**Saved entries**
■ ■ ■ ■
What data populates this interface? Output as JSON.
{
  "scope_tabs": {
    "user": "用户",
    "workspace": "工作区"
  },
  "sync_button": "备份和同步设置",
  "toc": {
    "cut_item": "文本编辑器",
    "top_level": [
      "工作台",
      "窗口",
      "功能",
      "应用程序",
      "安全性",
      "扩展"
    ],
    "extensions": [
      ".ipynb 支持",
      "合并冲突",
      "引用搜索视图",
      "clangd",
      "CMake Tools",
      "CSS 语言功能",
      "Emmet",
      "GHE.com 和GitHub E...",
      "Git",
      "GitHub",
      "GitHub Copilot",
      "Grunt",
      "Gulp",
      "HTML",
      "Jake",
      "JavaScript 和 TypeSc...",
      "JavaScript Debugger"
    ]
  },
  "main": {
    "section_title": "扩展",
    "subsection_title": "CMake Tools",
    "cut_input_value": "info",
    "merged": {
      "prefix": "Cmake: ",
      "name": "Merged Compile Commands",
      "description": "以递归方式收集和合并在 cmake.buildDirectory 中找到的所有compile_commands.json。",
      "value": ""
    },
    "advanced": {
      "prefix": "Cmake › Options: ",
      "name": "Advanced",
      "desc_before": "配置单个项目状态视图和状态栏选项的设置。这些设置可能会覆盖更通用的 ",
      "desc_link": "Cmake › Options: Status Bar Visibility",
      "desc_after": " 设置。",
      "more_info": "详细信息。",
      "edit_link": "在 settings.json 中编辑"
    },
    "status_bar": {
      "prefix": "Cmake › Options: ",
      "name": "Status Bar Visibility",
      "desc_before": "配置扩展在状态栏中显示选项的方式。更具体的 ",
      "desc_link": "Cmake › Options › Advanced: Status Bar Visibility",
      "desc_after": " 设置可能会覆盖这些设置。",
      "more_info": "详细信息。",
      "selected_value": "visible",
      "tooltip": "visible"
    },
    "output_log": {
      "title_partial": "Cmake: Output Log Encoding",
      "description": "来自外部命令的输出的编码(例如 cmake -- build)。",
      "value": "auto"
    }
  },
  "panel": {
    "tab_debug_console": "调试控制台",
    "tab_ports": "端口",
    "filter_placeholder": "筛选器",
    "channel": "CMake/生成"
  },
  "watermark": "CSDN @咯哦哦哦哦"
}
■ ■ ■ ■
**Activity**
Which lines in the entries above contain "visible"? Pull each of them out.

**Answer to the exercise**
      "selected_value": "visible",
      "tooltip": "visible"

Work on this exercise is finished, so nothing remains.